Records provided START
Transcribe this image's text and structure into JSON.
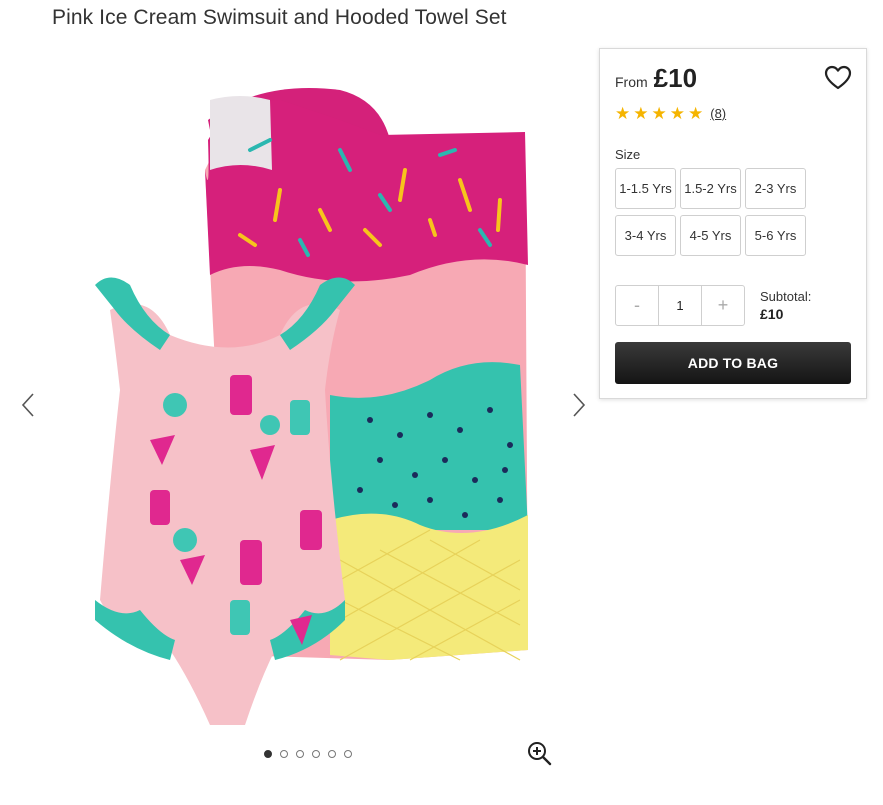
{
  "product": {
    "title": "Pink Ice Cream Swimsuit and Hooded Towel Set"
  },
  "gallery": {
    "dots": [
      {
        "active": true
      },
      {
        "active": false
      },
      {
        "active": false
      },
      {
        "active": false
      },
      {
        "active": false
      },
      {
        "active": false
      }
    ],
    "icons": {
      "prev": "chevron-left-icon",
      "next": "chevron-right-icon",
      "zoom": "zoom-in-icon"
    }
  },
  "buy_box": {
    "price_prefix": "From",
    "price": "£10",
    "rating": {
      "stars": 5,
      "max": 5,
      "count_label": "(8)"
    },
    "size_label": "Size",
    "sizes": [
      "1-1.5 Yrs",
      "1.5-2 Yrs",
      "2-3 Yrs",
      "3-4 Yrs",
      "4-5 Yrs",
      "5-6 Yrs"
    ],
    "quantity": {
      "minus": "-",
      "value": "1",
      "plus": "+"
    },
    "subtotal_label": "Subtotal:",
    "subtotal_value": "£10",
    "add_to_bag": "ADD TO BAG",
    "icons": {
      "wishlist": "heart-icon",
      "star": "star-icon"
    }
  },
  "colors": {
    "star": "#f5b400",
    "button": "#222222"
  }
}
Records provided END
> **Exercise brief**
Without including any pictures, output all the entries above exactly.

> **Reply to the task**
Transcribe this image's text and structure into JSON.
{
  "product": {
    "title": "Pink Ice Cream Swimsuit and Hooded Towel Set"
  },
  "gallery": {
    "dots": [
      {
        "active": true
      },
      {
        "active": false
      },
      {
        "active": false
      },
      {
        "active": false
      },
      {
        "active": false
      },
      {
        "active": false
      }
    ],
    "icons": {
      "prev": "chevron-left-icon",
      "next": "chevron-right-icon",
      "zoom": "zoom-in-icon"
    }
  },
  "buy_box": {
    "price_prefix": "From",
    "price": "£10",
    "rating": {
      "stars": 5,
      "max": 5,
      "count_label": "(8)"
    },
    "size_label": "Size",
    "sizes": [
      "1-1.5 Yrs",
      "1.5-2 Yrs",
      "2-3 Yrs",
      "3-4 Yrs",
      "4-5 Yrs",
      "5-6 Yrs"
    ],
    "quantity": {
      "minus": "-",
      "value": "1",
      "plus": "+"
    },
    "subtotal_label": "Subtotal:",
    "subtotal_value": "£10",
    "add_to_bag": "ADD TO BAG",
    "icons": {
      "wishlist": "heart-icon",
      "star": "star-icon"
    }
  },
  "colors": {
    "star": "#f5b400",
    "button": "#222222"
  }
}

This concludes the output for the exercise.